With the winter months in full swing, many youngsters (and big kids alike) will be crossing their fingers for snow this January in the hope that they can dust off their sledge and hit the nearest slopes for some festive fast-paced fun. From the traditional wooden slatted sledges to today’s super-speedy plastic sledges, this age-old sport has been around for decades and is still as well loved as it was all those years ago. But as the years have passed by, the sledge has undergone a dramatic transformation. Here we take a look at the evolution of the sledge and what makes people’s snowy afternoons on the hills that little bit more exhilarating.
Sledges can be traced back as far as the medieval times, where they were used throughout Europe for transporting goods from place to place. It’s even said that the Ancient Egyptians used large sledges to help them move materials during construction work. They worked well moving across flat surfaces, such as grass, ice and snow and could be pulled by animals, speeding up the transportation process.
The 1800’s saw the introduction of toboggans, a sled with a curved front and no runners. Inuit’s made their toboggans out of whalebone but others used woods like birch, maple or ash. In the late 1800’s, not only did tobogganing become a sport but it also became somewhat of a fashion statement, with people hitting the slopes in their finest clothes!
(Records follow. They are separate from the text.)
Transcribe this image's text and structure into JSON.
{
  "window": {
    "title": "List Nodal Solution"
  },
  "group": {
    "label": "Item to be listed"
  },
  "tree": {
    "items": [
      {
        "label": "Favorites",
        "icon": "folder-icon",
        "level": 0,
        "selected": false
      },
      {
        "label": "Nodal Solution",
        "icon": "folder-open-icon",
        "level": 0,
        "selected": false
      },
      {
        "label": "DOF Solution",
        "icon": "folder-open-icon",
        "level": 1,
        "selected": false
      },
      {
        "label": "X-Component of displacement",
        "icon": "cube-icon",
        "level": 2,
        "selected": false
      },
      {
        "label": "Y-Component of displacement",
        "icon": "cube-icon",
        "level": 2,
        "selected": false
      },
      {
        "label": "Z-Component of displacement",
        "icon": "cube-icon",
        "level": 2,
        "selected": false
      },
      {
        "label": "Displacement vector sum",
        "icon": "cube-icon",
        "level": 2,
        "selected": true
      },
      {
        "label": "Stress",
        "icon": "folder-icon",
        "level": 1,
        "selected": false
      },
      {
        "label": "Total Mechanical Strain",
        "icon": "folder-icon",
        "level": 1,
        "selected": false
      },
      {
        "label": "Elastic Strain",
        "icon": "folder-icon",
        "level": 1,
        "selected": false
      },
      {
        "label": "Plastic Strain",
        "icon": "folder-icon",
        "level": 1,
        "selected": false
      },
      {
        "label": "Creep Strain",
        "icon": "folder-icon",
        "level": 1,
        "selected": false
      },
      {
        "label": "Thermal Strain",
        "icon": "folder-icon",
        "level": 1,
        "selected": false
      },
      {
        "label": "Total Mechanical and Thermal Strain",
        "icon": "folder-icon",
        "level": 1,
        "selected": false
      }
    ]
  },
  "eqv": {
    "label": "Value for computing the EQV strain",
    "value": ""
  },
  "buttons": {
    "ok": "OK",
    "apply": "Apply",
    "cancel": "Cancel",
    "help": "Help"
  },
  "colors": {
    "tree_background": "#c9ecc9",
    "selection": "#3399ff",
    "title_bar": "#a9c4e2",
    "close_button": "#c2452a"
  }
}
The late 1800’s also saw the first Kicksled, which was a timber frame with a handle bar and iron runners. Also known as a ‘Spark’, the Kicksled could only be used on hard, icy surfaces. Around the same time, the Bobsled was born by simply adding a steering mechanism to a toboggan. There are two types of Bobsled. The more commonly known ‘Luge’ which sees one or two riders sitting feet first on the sled, steering using straps attached to the runners. The ‘Skeleton’ saw riders drive headfirst down slopes. The ‘Luge’ became the front-runner when it was used for the 1964 Olympics and Bobsledding has been a sport ever since, in pretty much every winter Olympics.
In the late 1800’s, an inventor called Samuel Leeds Allen created the ‘Flexible Flyer’, a wooden slatted sled with a seat and T-shaped steel runners. It is best know for it’s wooden crosspiece that allowed the rider to steer with hand or foot. In the early 1900’s, Allen sold over 120,000 ‘Flexible Flyers’, as the sport became popular both in a competitive and recreational capacity.
Today sledging is a popular sport around the world. When the snow comes, out comes our need for speed as we race to the nearest hill with our trusty sledge. While classic favourites, such as the toboggan and Kicksled, are still widely used, today’s sledges have become even more advanced and most importantly, lightweight. Whilst the traditional wooden sledge is still commonly used, its plastic cousin is favored by many due to its speed and durability on the slopes.
Toboggans and Saucers still are popular choices but more advanced models, such as the Stiga Cobra and Stiga Stinger are chosen due to their plastic frame which allows riders to swerve down slopes at rapid speeds. Many even now have brakes to stop a pile-up at the foot of the hill.
The latest Metal frames with steering wheels are also becoming more and more popular, offering controlled but speedy rides. The Snowracer range, with its steering mechanism, robust frame and brakes, offers fast-paced thrills for the sledging enthusiast.
The sledge has come a long way from its early days of simply transporting goods and people. Today it is the tool for a fun-filled family day out. So get ready for the snow and make sure you have your sledge poised and ready to go.